How useful is IGF-I in adults with GH deficiency?
S DeSilva, A Soni, C Tsametis, A Marland, N Karavitaki, S Suliman, HE Turner & JAH Wass
INTRODUCTION: Although IGF-I is considered to reflect the daily GH secretion, its value in establishing the diagnosis of adult growth hormone deficiency (GHD) and in predicting the presence of further anterior pituitary deficits has not been elucidated in a large series.
AIM: To evaluate the diagnostic utility of a subnormal IGF-I in patients with GHD and to investigate whether a low IGF-I is associated with the presence of further anterior pituitary deficits.
PATIENTS AND METHODS: The records of 97 patients (53 females, median age 50 years [range 17-78]) who presented to our Department with GHD were reviewed. The diagnosis was established by peak GH<10 mU/L in an ITT (n=46 [27 females], median age 47 [17-72], BMI 29±4.9) and/or a Glucagon test (n=52 [26 females], median age 49 [19-78], BMI 29.6±5.2). All subjects were well nourished, on optimal hormone replacement therapy (if necessary) and with normal liver and renal function at the time of IGF-I measurement.

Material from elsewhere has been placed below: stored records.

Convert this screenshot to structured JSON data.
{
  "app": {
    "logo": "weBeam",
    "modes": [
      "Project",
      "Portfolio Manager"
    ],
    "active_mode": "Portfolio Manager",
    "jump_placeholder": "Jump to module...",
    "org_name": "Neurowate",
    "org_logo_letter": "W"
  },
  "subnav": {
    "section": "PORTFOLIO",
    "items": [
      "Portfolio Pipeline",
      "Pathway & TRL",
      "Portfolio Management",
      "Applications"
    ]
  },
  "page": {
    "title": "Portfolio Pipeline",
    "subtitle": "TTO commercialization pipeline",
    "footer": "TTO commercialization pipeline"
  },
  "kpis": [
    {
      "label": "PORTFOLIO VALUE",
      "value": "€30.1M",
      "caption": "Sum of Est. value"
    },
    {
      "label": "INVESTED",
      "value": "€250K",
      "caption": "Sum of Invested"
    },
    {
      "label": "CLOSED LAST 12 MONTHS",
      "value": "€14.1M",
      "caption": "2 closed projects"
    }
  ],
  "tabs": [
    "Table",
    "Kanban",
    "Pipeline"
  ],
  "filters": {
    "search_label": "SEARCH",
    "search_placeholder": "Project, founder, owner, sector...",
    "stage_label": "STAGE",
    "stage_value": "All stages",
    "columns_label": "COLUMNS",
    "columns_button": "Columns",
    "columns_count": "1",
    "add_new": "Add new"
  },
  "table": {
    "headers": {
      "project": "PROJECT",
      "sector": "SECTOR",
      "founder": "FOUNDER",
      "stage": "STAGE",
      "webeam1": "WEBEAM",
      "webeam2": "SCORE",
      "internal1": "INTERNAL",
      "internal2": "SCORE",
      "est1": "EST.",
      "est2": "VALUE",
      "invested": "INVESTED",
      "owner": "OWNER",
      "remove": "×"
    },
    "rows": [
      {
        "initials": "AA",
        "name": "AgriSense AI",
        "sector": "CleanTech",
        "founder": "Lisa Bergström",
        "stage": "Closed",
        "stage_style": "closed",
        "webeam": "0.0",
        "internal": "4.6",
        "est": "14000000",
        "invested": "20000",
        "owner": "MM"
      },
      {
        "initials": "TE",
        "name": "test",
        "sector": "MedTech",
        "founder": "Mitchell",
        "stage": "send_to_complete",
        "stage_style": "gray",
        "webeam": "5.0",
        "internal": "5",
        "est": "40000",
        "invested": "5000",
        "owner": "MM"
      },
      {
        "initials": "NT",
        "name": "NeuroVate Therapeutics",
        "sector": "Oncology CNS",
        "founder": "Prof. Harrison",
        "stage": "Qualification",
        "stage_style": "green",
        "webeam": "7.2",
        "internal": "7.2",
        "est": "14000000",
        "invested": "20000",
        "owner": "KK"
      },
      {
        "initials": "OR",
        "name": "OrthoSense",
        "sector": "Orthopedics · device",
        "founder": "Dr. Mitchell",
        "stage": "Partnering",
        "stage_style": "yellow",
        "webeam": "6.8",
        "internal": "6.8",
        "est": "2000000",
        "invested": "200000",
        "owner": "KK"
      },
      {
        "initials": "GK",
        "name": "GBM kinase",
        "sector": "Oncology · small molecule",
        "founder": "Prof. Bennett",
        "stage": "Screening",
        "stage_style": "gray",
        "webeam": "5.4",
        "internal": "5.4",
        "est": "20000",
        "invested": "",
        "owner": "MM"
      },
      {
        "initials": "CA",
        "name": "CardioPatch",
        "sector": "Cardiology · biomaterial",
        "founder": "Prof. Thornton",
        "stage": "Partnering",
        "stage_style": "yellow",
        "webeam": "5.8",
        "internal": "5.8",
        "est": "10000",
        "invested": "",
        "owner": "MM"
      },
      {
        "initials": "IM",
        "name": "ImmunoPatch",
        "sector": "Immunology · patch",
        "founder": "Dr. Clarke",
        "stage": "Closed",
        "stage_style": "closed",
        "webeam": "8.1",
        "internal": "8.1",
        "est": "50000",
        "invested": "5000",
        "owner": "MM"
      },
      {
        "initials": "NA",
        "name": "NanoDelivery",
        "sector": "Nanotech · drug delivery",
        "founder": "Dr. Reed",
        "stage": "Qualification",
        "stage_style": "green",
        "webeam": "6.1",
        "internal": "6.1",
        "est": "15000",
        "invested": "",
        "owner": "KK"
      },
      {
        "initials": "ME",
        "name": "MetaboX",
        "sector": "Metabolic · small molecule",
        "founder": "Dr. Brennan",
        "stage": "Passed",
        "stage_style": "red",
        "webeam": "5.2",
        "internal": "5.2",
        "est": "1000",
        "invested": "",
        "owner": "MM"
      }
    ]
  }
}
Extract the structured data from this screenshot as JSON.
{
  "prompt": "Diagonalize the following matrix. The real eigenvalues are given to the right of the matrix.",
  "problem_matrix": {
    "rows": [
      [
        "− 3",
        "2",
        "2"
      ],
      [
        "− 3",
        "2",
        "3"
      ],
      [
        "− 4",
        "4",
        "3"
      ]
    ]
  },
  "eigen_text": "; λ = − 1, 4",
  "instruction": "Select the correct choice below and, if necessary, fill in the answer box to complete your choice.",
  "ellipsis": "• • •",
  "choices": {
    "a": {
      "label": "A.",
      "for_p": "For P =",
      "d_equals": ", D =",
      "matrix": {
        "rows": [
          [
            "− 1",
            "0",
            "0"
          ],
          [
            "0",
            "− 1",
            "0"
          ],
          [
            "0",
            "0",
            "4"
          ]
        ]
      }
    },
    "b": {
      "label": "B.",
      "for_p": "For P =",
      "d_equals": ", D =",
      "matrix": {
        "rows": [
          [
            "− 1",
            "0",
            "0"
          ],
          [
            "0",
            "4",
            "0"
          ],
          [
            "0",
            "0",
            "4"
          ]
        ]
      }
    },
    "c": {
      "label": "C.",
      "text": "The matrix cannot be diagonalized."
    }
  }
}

RESULTS: Subnormal IGF-I was found in 50% of the patients in the ITT group and 38.5% in the Glucagon group. BMI did not differ between patients with normal or subnormal IGF-I (ITT:28.4±5.3 vs 29.5±4.6, Glucagon test:29.9±3.9 vs 29.1±6.7). IGF-I values and peak GH levels were significantly correlated in the ITT group only (r=0.466, p=0.003). 60% of the patients with low IGF-I had complete hypopituitarism, 26% 2 more deficits and 5% one more. The corresponding values for subjects with normal IGF-I were 44.6&, 21.4% and 25%, respectively. The number of patients with low IGF-I and 2 or more pituitary deficits was significantly higher than the number of patients with normal IGF-I and 2 or more deficits (p<0.01).
CONCLUSIONS: IGF-I levels do not reflect the GH secretory reserve in adults with GHD. A subnormal IGF-I in these patients is likely to be associated with multiple hormonal deficits.